Exercise objective> Would you count the lines of the listing that carry the word "hinzufügen"? Give only the resulting number.

Records to use>
• • •

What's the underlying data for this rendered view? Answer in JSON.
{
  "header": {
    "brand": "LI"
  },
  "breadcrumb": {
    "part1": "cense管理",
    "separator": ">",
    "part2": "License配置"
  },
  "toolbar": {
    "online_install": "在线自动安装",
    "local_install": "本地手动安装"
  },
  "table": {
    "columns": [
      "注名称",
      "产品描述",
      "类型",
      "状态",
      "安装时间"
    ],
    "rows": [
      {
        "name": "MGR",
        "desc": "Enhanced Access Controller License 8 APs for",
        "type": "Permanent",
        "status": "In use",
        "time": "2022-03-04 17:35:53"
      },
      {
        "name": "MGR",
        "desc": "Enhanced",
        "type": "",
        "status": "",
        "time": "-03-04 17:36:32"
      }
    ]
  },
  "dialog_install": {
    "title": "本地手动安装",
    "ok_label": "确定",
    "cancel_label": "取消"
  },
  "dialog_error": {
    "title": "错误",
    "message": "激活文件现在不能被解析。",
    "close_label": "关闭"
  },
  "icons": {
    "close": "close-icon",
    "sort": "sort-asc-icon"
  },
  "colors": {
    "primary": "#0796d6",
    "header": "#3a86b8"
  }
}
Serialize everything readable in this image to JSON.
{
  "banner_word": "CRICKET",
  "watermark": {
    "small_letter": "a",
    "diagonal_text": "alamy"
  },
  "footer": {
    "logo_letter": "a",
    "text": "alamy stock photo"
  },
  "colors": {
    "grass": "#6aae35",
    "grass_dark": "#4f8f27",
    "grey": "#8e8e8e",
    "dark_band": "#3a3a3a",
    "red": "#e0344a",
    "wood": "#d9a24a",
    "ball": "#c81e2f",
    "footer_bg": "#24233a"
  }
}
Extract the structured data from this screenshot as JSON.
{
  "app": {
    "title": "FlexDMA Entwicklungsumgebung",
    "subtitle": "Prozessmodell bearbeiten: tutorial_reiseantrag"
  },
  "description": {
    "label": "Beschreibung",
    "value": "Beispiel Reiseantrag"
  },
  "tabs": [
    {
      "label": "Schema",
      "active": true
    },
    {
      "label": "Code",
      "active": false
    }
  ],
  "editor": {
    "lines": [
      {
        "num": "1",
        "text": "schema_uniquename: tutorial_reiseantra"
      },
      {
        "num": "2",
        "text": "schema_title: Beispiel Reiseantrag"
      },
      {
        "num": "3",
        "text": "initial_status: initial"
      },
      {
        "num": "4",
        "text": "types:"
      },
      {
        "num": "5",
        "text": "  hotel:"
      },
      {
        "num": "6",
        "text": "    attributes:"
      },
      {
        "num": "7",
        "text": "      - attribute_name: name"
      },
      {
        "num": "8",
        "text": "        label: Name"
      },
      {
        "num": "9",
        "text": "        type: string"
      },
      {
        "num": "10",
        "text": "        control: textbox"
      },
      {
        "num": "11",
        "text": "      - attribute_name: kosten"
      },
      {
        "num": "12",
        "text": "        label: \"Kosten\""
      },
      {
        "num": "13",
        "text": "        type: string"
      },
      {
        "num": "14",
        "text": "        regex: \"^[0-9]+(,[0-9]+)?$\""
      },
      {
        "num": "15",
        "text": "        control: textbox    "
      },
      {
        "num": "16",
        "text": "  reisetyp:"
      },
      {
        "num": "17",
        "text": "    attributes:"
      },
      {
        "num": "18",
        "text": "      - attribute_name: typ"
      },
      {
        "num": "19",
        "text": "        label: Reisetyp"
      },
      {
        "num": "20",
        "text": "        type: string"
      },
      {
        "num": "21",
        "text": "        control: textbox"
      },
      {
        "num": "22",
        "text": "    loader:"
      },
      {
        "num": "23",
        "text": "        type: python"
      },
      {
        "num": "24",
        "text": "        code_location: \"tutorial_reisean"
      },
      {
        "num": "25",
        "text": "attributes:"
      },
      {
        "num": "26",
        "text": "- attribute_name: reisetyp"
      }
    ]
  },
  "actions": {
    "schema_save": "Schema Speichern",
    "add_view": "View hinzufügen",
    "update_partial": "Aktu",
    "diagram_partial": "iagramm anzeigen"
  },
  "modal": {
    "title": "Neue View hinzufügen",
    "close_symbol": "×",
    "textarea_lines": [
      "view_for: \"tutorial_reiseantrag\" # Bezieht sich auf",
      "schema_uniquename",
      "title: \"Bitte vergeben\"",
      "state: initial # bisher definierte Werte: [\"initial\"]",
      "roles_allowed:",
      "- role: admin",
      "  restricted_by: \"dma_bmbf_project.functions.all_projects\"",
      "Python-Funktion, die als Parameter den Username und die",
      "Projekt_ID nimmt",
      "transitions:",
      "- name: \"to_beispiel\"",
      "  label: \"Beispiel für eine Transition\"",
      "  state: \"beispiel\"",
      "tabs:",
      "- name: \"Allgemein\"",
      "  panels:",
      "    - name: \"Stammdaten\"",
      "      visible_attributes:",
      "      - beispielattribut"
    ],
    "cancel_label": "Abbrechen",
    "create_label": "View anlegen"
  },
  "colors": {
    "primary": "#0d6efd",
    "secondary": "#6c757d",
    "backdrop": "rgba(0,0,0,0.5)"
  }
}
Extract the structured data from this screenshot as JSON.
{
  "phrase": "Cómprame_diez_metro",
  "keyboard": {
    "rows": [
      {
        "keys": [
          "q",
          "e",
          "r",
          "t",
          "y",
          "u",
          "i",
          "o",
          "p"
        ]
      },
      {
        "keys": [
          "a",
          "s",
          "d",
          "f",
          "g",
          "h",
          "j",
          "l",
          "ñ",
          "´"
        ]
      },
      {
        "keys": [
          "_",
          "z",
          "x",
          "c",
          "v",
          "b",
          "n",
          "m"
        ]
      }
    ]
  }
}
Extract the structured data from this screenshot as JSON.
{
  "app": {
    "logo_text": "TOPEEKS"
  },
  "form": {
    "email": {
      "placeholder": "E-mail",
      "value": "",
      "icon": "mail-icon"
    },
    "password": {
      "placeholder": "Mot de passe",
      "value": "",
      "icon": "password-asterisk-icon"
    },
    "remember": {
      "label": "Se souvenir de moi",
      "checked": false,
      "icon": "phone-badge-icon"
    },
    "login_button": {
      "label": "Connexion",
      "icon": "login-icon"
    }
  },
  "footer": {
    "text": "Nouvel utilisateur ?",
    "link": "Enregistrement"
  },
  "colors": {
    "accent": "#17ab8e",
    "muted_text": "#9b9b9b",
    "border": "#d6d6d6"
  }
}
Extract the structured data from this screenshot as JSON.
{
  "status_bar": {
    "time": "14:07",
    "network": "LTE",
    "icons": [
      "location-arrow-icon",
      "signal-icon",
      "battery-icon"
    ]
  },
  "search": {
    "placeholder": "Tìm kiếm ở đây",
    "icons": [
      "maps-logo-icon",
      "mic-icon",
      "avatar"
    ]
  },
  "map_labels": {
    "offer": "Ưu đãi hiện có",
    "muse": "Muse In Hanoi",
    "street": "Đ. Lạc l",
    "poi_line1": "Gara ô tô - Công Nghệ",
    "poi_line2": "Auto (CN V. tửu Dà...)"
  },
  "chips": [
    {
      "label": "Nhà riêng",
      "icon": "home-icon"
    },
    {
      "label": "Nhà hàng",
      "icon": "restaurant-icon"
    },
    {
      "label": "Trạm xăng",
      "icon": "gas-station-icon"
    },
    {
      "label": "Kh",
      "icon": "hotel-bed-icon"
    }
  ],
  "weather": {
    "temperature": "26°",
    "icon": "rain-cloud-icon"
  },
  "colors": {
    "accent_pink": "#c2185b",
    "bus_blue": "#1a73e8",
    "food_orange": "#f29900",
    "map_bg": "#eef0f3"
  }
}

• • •

Result for this exercise> 2